A MONTH and a half after the original report of its ``discovery,'' the outlook is unfavorable for fusion. Many experiments have been run in laboratories around the world seeking to confirm that hydrogen fusion - the power source of the stars - can be made to run at room temperature in a small jar to produce useful amounts of energy.
None of the experimenters has fully confirmed this phenomenon, although a few have reported some signs of fusion or of a net energy output.
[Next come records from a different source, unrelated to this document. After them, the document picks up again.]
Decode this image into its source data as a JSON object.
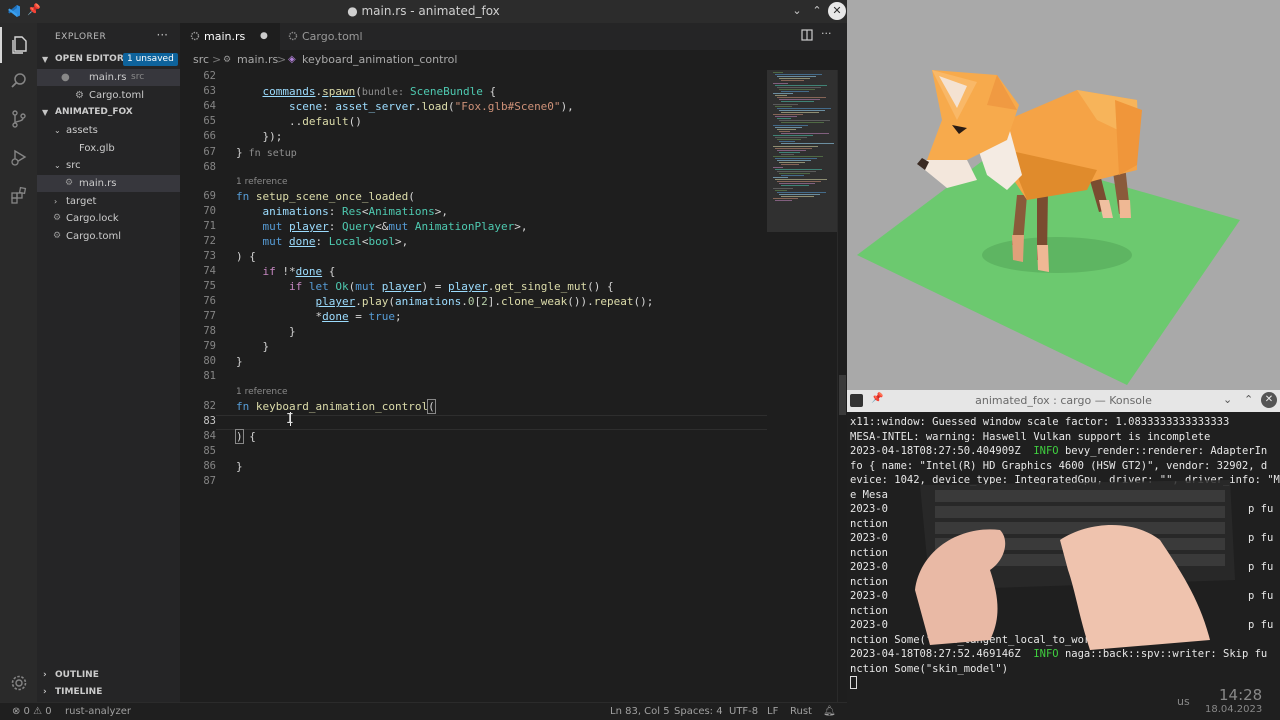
{
  "window": {
    "title": "● main.rs - animated_fox"
  },
  "explorer": {
    "header": "EXPLORER",
    "open_editors_label": "OPEN EDITORS",
    "unsaved_badge": "1 unsaved",
    "open_editors": [
      {
        "name": "main.rs",
        "detail": "src"
      },
      {
        "name": "Cargo.toml",
        "detail": ""
      }
    ],
    "project_label": "ANIMATED_FOX",
    "tree": {
      "assets": "assets",
      "fox": "Fox.glb",
      "src": "src",
      "main": "main.rs",
      "target": "target",
      "cargo_lock": "Cargo.lock",
      "cargo_toml": "Cargo.toml"
    },
    "outline_label": "OUTLINE",
    "timeline_label": "TIMELINE"
  },
  "tabs": [
    {
      "label": "main.rs"
    },
    {
      "label": "Cargo.toml"
    }
  ],
  "breadcrumb": {
    "part1": "src",
    "sep": ">",
    "part2": "main.rs",
    "part3": "keyboard_animation_control"
  },
  "editor": {
    "line_numbers": [
      "62",
      "63",
      "64",
      "65",
      "66",
      "67",
      "68",
      "69",
      "70",
      "71",
      "72",
      "73",
      "74",
      "75",
      "76",
      "77",
      "78",
      "79",
      "80",
      "81",
      "82",
      "83",
      "84",
      "85",
      "86",
      "87"
    ],
    "codelens_1": "1 reference",
    "codelens_2": "1 reference",
    "lines": {
      "l62": "",
      "l67a": "}",
      "l67b": " fn setup",
      "l82_fn": "fn ",
      "l82_name": "keyboard_animation_control",
      "l82_paren": "(",
      "l84": ") {",
      "l86": "}"
    }
  },
  "statusbar": {
    "problems": "⊗ 0 ⚠ 0",
    "analyzer": "rust-analyzer",
    "position": "Ln 83, Col 5",
    "spaces": "Spaces: 4",
    "encoding": "UTF-8",
    "eol": "LF",
    "language": "Rust"
  },
  "konsole": {
    "title": "animated_fox : cargo — Konsole",
    "lines": [
      "x11::window: Guessed window scale factor: 1.0833333333333333",
      "MESA-INTEL: warning: Haswell Vulkan support is incomplete",
      "2023-04-18T08:27:50.404909Z",
      "fo { name: \"Intel(R) HD Graphics 4600 (HSW GT2)\", vendor: 32902, d",
      "evice: 1042, device_type: IntegratedGpu, driver: \"\", driver_info: \"Mesa",
      "e Mesa",
      "2023-0",
      "nction",
      "2023-0",
      "nction",
      "2023-0",
      "nction",
      "2023-0",
      "nction",
      "2023-0",
      "nction Some(\"mesh_tangent_local_to_world\")",
      "2023-04-18T08:27:52.469146Z",
      "nction Some(\"skin_model\")"
    ],
    "info_label": "INFO",
    "line3_rest": " bevy_render::renderer: AdapterIn",
    "line17_rest": " naga::back::spv::writer: Skip fu",
    "right_frag": "p fu",
    "clock_time": "14:28",
    "clock_date": "18.04.2023",
    "kbd_layout": "us"
  }
}
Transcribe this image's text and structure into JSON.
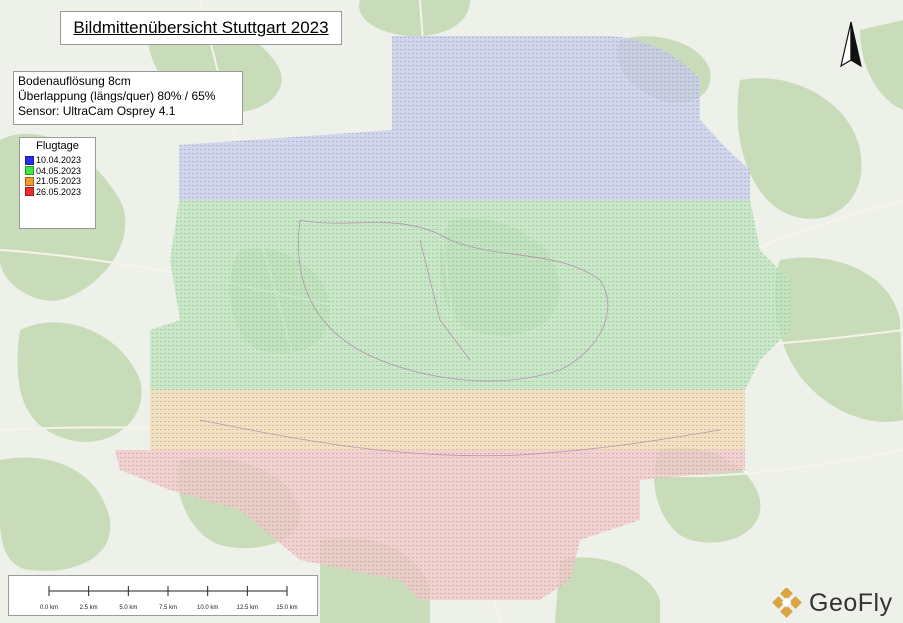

A number of experimenters, however, have failed to find the phenomenon at all.
The spotlight again returned to the original claimants - B. Stanley Pons of the University of Utah and Martin Fleischmann of the University of Southampton (England). They presented the results of further research to bolster their case Monday night at a meeting of the Electrochemical Society in Los Angeles.
During the meeting they claimed that their latest experiments generated even more excess heat than previous ones.
Drs. Pons and Fleischmann have been experimenting with battery-powered electrolytic cells.
In these cells, two electrodes - one of which is palladium - are immersed in water that has deuterium (doubly heavy hydrogen) in its molecules. The palladium absorbs the deuterium. Then, the Utah researchers claim, deuterium fusion takes place.
Since their March 23 press conference, they haven't released enough details of their work for other scientists to know exactly what they have done. This has left that work open to charges of substantial experimenter error. It also leaves the pair's critics vulnerable to charges that they didn't conduct their experiments properly: During Monday's meeting, Pons said that researchers are not duplicating the Utah results because their palladium electrodes are too small.
Some of the most careful attempts to confirm the Utah claims have been made at the California Institute of Technology and the Massachusetts Institute of Technology. Members of these research teams told an American Physical Society meeting last week that they could find no sign either of fusion or of a net energy output from their electrolytic cells.
They raise several questions. Did Pons and Fleischmann measure energy output correctly? Did they ensure the heat was evenly distributed or did they just detect a local ``hot spot'' near the palladium electrode? Did they measure the voltage difference between the electrodes accurately? A difference of a few tenths of a volt could make the difference between net energy gain and energy loss in the Utah experimenters' calculations. Did they really detect fusion neutrons or were the neutrons from other processes, such as the action of cosmic rays whose effect is as large as that expected from the claimed fusion reactions? This means researchers are looking for a very slight excess of neutrons that might be because of fusion. Even then, experimenters have to make sure they actually count neutrons. Pons and Fleischmann observed gamma rays, which they think were due to neutrons. Skeptics dispute that. Fleischmann said Monday night that he and Pons were working to get better measurements on this aspect of their experiment.
So far, there have been no answers to such questions.
Not even a rival research team led by Steven E. Jones of Brigham Young University in Utah believes in cold fusion as an energy source. It published a detailed paper in the April 27 issue of Nature explaining that team members believe they have detected fusion in electrolytic cells but with energy releases billions of times less than the Utah workers claim. Dr. Jones later said he expects this kind of fusion, even if it is real, will not be a practical source of energy.